- _Exercise directions_
Check each line of the data for "coins", and copy the ones that have it.
Source data START
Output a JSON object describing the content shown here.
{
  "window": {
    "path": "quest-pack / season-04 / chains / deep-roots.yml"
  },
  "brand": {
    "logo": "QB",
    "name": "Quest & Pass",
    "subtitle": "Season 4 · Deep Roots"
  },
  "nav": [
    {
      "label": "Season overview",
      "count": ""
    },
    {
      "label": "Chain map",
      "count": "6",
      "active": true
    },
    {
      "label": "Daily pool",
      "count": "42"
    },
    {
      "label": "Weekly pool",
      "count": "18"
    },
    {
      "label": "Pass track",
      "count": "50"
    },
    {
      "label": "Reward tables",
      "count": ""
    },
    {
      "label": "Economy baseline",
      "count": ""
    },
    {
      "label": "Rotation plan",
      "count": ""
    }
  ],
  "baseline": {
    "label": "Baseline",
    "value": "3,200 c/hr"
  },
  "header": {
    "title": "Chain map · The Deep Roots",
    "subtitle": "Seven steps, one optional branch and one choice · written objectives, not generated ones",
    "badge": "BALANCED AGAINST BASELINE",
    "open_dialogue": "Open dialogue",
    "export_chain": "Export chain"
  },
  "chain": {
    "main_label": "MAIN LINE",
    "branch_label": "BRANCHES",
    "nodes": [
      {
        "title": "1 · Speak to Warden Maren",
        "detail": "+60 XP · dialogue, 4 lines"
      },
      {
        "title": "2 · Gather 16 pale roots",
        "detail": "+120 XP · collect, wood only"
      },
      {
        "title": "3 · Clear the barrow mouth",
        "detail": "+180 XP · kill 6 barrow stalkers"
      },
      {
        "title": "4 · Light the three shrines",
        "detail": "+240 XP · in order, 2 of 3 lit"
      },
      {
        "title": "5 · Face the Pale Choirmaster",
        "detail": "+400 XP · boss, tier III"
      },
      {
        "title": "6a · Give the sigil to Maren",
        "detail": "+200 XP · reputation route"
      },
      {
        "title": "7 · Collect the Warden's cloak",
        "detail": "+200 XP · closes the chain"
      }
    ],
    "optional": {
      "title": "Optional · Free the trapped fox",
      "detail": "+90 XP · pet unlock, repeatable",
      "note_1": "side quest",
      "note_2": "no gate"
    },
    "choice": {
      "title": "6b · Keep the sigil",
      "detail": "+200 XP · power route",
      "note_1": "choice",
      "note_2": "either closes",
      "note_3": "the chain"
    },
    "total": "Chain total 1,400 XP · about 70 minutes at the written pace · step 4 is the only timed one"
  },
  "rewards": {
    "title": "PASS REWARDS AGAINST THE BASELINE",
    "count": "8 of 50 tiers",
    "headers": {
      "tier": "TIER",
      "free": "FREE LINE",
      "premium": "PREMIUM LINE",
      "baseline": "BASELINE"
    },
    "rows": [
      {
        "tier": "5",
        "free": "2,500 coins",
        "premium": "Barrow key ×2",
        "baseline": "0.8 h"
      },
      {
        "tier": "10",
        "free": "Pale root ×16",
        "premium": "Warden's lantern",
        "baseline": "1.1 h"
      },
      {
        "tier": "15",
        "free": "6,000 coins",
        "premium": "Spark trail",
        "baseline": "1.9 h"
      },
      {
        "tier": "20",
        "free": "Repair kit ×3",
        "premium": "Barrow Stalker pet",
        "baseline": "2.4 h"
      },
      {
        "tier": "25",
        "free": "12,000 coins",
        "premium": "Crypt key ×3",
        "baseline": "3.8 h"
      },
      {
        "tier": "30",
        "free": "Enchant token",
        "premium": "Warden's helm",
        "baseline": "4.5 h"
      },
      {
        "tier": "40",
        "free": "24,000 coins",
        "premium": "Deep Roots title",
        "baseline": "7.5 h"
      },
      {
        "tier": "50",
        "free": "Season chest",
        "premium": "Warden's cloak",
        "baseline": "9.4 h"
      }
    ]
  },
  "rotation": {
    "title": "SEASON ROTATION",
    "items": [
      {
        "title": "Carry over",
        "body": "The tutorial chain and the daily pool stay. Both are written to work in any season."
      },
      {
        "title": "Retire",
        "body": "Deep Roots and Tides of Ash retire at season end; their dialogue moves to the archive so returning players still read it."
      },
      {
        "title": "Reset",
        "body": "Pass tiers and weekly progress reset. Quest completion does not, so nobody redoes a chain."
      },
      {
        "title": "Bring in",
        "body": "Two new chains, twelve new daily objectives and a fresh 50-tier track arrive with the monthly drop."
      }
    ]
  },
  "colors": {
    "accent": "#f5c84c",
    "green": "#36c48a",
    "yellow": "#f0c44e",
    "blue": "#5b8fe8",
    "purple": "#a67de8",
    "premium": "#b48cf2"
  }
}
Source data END
- _Solution below_
        "free": "2,500 coins",
        "free": "6,000 coins",
        "free": "12,000 coins",
        "free": "24,000 coins",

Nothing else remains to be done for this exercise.